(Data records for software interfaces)
==*==
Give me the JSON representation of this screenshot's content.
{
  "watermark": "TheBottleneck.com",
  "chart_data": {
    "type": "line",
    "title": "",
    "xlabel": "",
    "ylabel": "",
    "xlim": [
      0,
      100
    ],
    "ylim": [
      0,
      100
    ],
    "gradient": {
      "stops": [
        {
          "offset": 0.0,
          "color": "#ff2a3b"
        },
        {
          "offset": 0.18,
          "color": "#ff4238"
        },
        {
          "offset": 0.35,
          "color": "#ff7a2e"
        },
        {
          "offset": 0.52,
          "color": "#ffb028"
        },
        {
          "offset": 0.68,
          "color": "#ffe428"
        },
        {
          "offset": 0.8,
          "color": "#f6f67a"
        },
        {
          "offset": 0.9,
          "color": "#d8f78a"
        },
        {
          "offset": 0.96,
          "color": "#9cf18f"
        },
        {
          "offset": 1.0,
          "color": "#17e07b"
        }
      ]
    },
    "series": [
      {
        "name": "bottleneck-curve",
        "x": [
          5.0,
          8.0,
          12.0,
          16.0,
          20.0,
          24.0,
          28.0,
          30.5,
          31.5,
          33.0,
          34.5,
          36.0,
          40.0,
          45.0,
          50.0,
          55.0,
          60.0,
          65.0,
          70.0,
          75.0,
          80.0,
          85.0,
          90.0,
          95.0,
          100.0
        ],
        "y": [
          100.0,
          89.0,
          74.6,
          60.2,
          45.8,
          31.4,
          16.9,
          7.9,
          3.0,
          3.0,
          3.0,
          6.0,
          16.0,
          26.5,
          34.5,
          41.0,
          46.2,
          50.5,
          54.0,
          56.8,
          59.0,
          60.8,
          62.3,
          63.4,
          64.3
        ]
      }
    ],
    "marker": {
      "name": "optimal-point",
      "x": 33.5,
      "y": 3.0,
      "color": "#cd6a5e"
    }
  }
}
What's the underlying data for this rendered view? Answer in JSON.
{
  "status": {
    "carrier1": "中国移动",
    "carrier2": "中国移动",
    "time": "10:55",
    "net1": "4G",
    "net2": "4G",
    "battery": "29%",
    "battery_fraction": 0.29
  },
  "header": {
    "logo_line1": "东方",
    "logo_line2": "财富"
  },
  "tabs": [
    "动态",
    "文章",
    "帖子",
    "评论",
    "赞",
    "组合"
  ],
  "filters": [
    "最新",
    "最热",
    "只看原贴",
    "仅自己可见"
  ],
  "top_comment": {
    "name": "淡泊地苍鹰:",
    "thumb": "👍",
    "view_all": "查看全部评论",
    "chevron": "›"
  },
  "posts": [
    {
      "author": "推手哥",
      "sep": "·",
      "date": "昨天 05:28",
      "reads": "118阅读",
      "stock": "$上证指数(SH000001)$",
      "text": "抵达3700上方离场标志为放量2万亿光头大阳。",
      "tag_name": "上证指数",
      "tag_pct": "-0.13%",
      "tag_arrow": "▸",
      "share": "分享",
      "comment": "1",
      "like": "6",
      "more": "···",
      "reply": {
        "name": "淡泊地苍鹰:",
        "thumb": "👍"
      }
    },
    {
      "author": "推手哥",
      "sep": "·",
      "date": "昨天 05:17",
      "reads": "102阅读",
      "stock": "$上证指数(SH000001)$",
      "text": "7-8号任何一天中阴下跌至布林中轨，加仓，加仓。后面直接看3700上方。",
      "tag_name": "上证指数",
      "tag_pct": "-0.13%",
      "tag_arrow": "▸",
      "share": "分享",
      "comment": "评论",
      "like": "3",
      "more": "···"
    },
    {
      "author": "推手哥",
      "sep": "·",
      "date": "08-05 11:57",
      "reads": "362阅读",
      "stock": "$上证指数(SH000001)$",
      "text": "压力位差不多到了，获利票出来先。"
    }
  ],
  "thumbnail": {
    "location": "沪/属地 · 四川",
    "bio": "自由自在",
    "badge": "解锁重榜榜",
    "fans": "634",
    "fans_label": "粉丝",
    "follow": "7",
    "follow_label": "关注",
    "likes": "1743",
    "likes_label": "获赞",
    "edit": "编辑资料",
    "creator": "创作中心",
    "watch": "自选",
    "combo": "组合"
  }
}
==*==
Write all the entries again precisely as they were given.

Give me the JSON representation of this screenshot's content.
{
  "watermark": "TheBottleneck.com",
  "chart_data": {
    "type": "line",
    "title": "",
    "xlabel": "",
    "ylabel": "",
    "xlim": [
      0,
      100
    ],
    "ylim": [
      0,
      100
    ],
    "gradient": {
      "stops": [
        {
          "offset": 0.0,
          "color": "#ff2a3b"
        },
        {
          "offset": 0.18,
          "color": "#ff4238"
        },
        {
          "offset": 0.35,
          "color": "#ff7a2e"
        },
        {
          "offset": 0.52,
          "color": "#ffb028"
        },
        {
          "offset": 0.68,
          "color": "#ffe428"
        },
        {
          "offset": 0.8,
          "color": "#f6f67a"
        },
        {
          "offset": 0.9,
          "color": "#d8f78a"
        },
        {
          "offset": 0.96,
          "color": "#9cf18f"
        },
        {
          "offset": 1.0,
          "color": "#17e07b"
        }
      ]
    },
    "series": [
      {
        "name": "bottleneck-curve",
        "x": [
          5.0,
          8.0,
          12.0,
          16.0,
          20.0,
          24.0,
          28.0,
          30.5,
          31.5,
          33.0,
          34.5,
          36.0,
          40.0,
          45.0,
          50.0,
          55.0,
          60.0,
          65.0,
          70.0,
          75.0,
          80.0,
          85.0,
          90.0,
          95.0,
          100.0
        ],
        "y": [
          100.0,
          89.0,
          74.6,
          60.2,
          45.8,
          31.4,
          16.9,
          7.9,
          3.0,
          3.0,
          3.0,
          6.0,
          16.0,
          26.5,
          34.5,
          41.0,
          46.2,
          50.5,
          54.0,
          56.8,
          59.0,
          60.8,
          62.3,
          63.4,
          64.3
        ]
      }
    ],
    "marker": {
      "name": "optimal-point",
      "x": 33.5,
      "y": 3.0,
      "color": "#cd6a5e"
    }
  }
}
What's the underlying data for this rendered view? Answer in JSON.
{
  "status": {
    "carrier1": "中国移动",
    "carrier2": "中国移动",
    "time": "10:55",
    "net1": "4G",
    "net2": "4G",
    "battery": "29%",
    "battery_fraction": 0.29
  },
  "header": {
    "logo_line1": "东方",
    "logo_line2": "财富"
  },
  "tabs": [
    "动态",
    "文章",
    "帖子",
    "评论",
    "赞",
    "组合"
  ],
  "filters": [
    "最新",
    "最热",
    "只看原贴",
    "仅自己可见"
  ],
  "top_comment": {
    "name": "淡泊地苍鹰:",
    "thumb": "👍",
    "view_all": "查看全部评论",
    "chevron": "›"
  },
  "posts": [
    {
      "author": "推手哥",
      "sep": "·",
      "date": "昨天 05:28",
      "reads": "118阅读",
      "stock": "$上证指数(SH000001)$",
      "text": "抵达3700上方离场标志为放量2万亿光头大阳。",
      "tag_name": "上证指数",
      "tag_pct": "-0.13%",
      "tag_arrow": "▸",
      "share": "分享",
      "comment": "1",
      "like": "6",
      "more": "···",
      "reply": {
        "name": "淡泊地苍鹰:",
        "thumb": "👍"
      }
    },
    {
      "author": "推手哥",
      "sep": "·",
      "date": "昨天 05:17",
      "reads": "102阅读",
      "stock": "$上证指数(SH000001)$",
      "text": "7-8号任何一天中阴下跌至布林中轨，加仓，加仓。后面直接看3700上方。",
      "tag_name": "上证指数",
      "tag_pct": "-0.13%",
      "tag_arrow": "▸",
      "share": "分享",
      "comment": "评论",
      "like": "3",
      "more": "···"
    },
    {
      "author": "推手哥",
      "sep": "·",
      "date": "08-05 11:57",
      "reads": "362阅读",
      "stock": "$上证指数(SH000001)$",
      "text": "压力位差不多到了，获利票出来先。"
    }
  ],
  "thumbnail": {
    "location": "沪/属地 · 四川",
    "bio": "自由自在",
    "badge": "解锁重榜榜",
    "fans": "634",
    "fans_label": "粉丝",
    "follow": "7",
    "follow_label": "关注",
    "likes": "1743",
    "likes_label": "获赞",
    "edit": "编辑资料",
    "creator": "创作中心",
    "watch": "自选",
    "combo": "组合"
  }
}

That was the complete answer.